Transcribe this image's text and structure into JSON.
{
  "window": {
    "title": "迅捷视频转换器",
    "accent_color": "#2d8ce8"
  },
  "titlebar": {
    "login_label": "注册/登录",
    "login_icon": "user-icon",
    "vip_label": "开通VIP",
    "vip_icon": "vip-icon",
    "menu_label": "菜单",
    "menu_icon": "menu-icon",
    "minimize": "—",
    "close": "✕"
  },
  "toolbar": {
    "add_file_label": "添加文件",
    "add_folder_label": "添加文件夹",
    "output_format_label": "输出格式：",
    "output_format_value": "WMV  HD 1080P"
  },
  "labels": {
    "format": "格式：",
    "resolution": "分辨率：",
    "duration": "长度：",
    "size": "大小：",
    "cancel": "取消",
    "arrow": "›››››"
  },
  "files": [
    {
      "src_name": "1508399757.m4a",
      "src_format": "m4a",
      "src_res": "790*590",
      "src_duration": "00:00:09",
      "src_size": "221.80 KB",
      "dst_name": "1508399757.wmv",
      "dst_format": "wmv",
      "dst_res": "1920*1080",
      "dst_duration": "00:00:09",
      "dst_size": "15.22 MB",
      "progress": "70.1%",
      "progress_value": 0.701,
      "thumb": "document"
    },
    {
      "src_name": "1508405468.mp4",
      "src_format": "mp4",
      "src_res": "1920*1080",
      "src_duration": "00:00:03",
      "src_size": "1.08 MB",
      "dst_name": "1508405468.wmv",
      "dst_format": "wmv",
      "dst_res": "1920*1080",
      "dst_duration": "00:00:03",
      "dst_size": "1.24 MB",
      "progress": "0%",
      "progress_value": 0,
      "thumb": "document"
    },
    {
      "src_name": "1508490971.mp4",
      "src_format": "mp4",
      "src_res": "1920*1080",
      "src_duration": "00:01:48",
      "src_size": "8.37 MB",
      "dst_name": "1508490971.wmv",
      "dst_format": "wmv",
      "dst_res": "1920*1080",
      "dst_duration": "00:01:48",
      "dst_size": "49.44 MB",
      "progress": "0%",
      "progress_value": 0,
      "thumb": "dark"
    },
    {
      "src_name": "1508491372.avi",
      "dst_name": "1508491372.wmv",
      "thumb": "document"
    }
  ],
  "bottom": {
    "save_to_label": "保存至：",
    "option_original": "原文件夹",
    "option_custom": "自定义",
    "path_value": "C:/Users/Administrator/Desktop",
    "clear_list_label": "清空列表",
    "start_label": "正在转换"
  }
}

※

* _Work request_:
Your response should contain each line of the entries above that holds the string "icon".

* _Output for this task_:
    "login_icon": "user-icon",
    "vip_icon": "vip-icon",
    "menu_icon": "menu-icon",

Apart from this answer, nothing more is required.